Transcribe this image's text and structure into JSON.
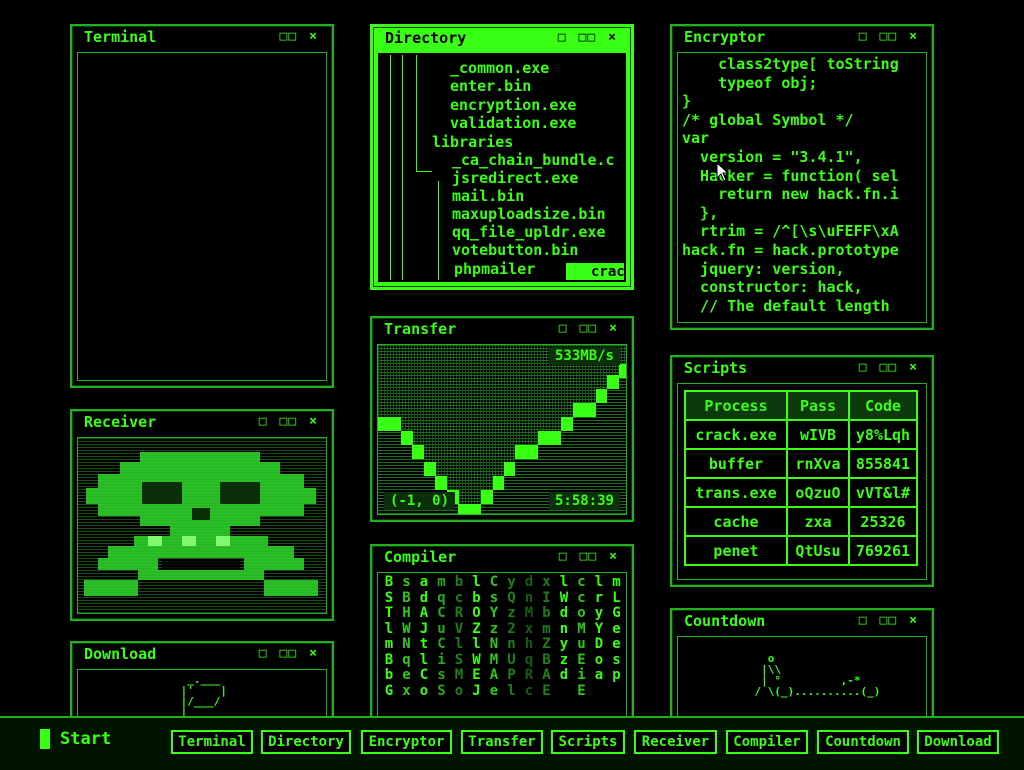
{
  "windows": {
    "terminal": {
      "title": "Terminal",
      "ctrl_max": "□□",
      "ctrl_close": "×"
    },
    "directory": {
      "title": "Directory",
      "ctrl_min": "□",
      "ctrl_max": "□□",
      "ctrl_close": "×",
      "entries": [
        "_common.exe",
        "enter.bin",
        "encryption.exe",
        "validation.exe",
        "libraries",
        "_ca_chain_bundle.c",
        "jsredirect.exe",
        "mail.bin",
        "maxuploadsize.bin",
        "qq_file_upldr.exe",
        "votebutton.bin",
        "phpmailer"
      ],
      "button": "crack"
    },
    "encryptor": {
      "title": "Encryptor",
      "ctrl_min": "□",
      "ctrl_max": "□□",
      "ctrl_close": "×",
      "lines": [
        "    class2type[ toString",
        "    typeof obj;",
        "}",
        "/* global Symbol */",
        "var",
        "  version = \"3.4.1\",",
        "  Hacker = function( sel",
        "    return new hack.fn.i",
        "  },",
        "  rtrim = /^[\\s\\uFEFF\\xA",
        "hack.fn = hack.prototype",
        "  jquery: version,",
        "  constructor: hack,",
        "  // The default length"
      ]
    },
    "transfer": {
      "title": "Transfer",
      "ctrl_min": "□",
      "ctrl_max": "□□",
      "ctrl_close": "×",
      "rate": "533MB/s",
      "coords": "(-1, 0)",
      "time": "5:58:39",
      "graph_levels": [
        0.62,
        0.62,
        0.52,
        0.42,
        0.3,
        0.2,
        0.1,
        0.0,
        0.0,
        0.1,
        0.2,
        0.3,
        0.42,
        0.42,
        0.52,
        0.52,
        0.62,
        0.72,
        0.72,
        0.82,
        0.92,
        1.0
      ]
    },
    "scripts": {
      "title": "Scripts",
      "ctrl_min": "□",
      "ctrl_max": "□□",
      "ctrl_close": "×",
      "headers": [
        "Process",
        "Pass",
        "Code"
      ],
      "rows": [
        [
          "crack.exe",
          "wIVB",
          "y8%Lqh"
        ],
        [
          "buffer",
          "rnXva",
          "855841"
        ],
        [
          "trans.exe",
          "oQzuO",
          "vVT&l#"
        ],
        [
          "cache",
          "zxa",
          "25326"
        ],
        [
          "penet",
          "QtUsu",
          "769261"
        ]
      ]
    },
    "receiver": {
      "title": "Receiver",
      "ctrl_min": "□",
      "ctrl_max": "□□",
      "ctrl_close": "×"
    },
    "compiler": {
      "title": "Compiler",
      "ctrl_min": "□",
      "ctrl_max": "□□",
      "ctrl_close": "×",
      "columns": [
        "BSTlmBbG",
        "sBHWNqex",
        "adAJtlCo",
        "mqCuCisS",
        "bcRVlSMo",
        "lbOZlWEJ",
        "CsYzNMAe",
        "yQz2nUPl",
        "dnMxhqRc",
        "xIbmZBAE",
        "lWdnyzd",
        "ccoMuEiE",
        "lryYDoa",
        "mLGeesp"
      ]
    },
    "countdown": {
      "title": "Countdown",
      "ctrl_min": "□",
      "ctrl_max": "□□",
      "ctrl_close": "×",
      "art": "      o\n     |\\\\\n     | °         ,-*\n    / \\(_)..........(_)"
    },
    "download": {
      "title": "Download",
      "ctrl_min": "□",
      "ctrl_max": "□□",
      "ctrl_close": "×",
      "art": "  _.___\n |'    |\n |/___/\n |"
    }
  },
  "taskbar": {
    "start": "Start",
    "buttons": [
      "Terminal",
      "Directory",
      "Encryptor",
      "Transfer",
      "Scripts",
      "Receiver",
      "Compiler",
      "Countdown",
      "Download"
    ]
  }
}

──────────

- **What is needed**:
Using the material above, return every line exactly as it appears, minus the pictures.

- **Exercise output**:
Transcribe this image's text and structure into JSON.
{
  "windows": {
    "terminal": {
      "title": "Terminal",
      "ctrl_max": "□□",
      "ctrl_close": "×"
    },
    "directory": {
      "title": "Directory",
      "ctrl_min": "□",
      "ctrl_max": "□□",
      "ctrl_close": "×",
      "entries": [
        "_common.exe",
        "enter.bin",
        "encryption.exe",
        "validation.exe",
        "libraries",
        "_ca_chain_bundle.c",
        "jsredirect.exe",
        "mail.bin",
        "maxuploadsize.bin",
        "qq_file_upldr.exe",
        "votebutton.bin",
        "phpmailer"
      ],
      "button": "crack"
    },
    "encryptor": {
      "title": "Encryptor",
      "ctrl_min": "□",
      "ctrl_max": "□□",
      "ctrl_close": "×",
      "lines": [
        "    class2type[ toString",
        "    typeof obj;",
        "}",
        "/* global Symbol */",
        "var",
        "  version = \"3.4.1\",",
        "  Hacker = function( sel",
        "    return new hack.fn.i",
        "  },",
        "  rtrim = /^[\\s\\uFEFF\\xA",
        "hack.fn = hack.prototype",
        "  jquery: version,",
        "  constructor: hack,",
        "  // The default length"
      ]
    },
    "transfer": {
      "title": "Transfer",
      "ctrl_min": "□",
      "ctrl_max": "□□",
      "ctrl_close": "×",
      "rate": "533MB/s",
      "coords": "(-1, 0)",
      "time": "5:58:39",
      "graph_levels": [
        0.62,
        0.62,
        0.52,
        0.42,
        0.3,
        0.2,
        0.1,
        0.0,
        0.0,
        0.1,
        0.2,
        0.3,
        0.42,
        0.42,
        0.52,
        0.52,
        0.62,
        0.72,
        0.72,
        0.82,
        0.92,
        1.0
      ]
    },
    "scripts": {
      "title": "Scripts",
      "ctrl_min": "□",
      "ctrl_max": "□□",
      "ctrl_close": "×",
      "headers": [
        "Process",
        "Pass",
        "Code"
      ],
      "rows": [
        [
          "crack.exe",
          "wIVB",
          "y8%Lqh"
        ],
        [
          "buffer",
          "rnXva",
          "855841"
        ],
        [
          "trans.exe",
          "oQzuO",
          "vVT&l#"
        ],
        [
          "cache",
          "zxa",
          "25326"
        ],
        [
          "penet",
          "QtUsu",
          "769261"
        ]
      ]
    },
    "receiver": {
      "title": "Receiver",
      "ctrl_min": "□",
      "ctrl_max": "□□",
      "ctrl_close": "×"
    },
    "compiler": {
      "title": "Compiler",
      "ctrl_min": "□",
      "ctrl_max": "□□",
      "ctrl_close": "×",
      "columns": [
        "BSTlmBbG",
        "sBHWNqex",
        "adAJtlCo",
        "mqCuCisS",
        "bcRVlSMo",
        "lbOZlWEJ",
        "CsYzNMAe",
        "yQz2nUPl",
        "dnMxhqRc",
        "xIbmZBAE",
        "lWdnyzd",
        "ccoMuEiE",
        "lryYDoa",
        "mLGeesp"
      ]
    },
    "countdown": {
      "title": "Countdown",
      "ctrl_min": "□",
      "ctrl_max": "□□",
      "ctrl_close": "×",
      "art": "      o\n     |\\\\\n     | °         ,-*\n    / \\(_)..........(_)"
    },
    "download": {
      "title": "Download",
      "ctrl_min": "□",
      "ctrl_max": "□□",
      "ctrl_close": "×",
      "art": "  _.___\n |'    |\n |/___/\n |"
    }
  },
  "taskbar": {
    "start": "Start",
    "buttons": [
      "Terminal",
      "Directory",
      "Encryptor",
      "Transfer",
      "Scripts",
      "Receiver",
      "Compiler",
      "Countdown",
      "Download"
    ]
  }
}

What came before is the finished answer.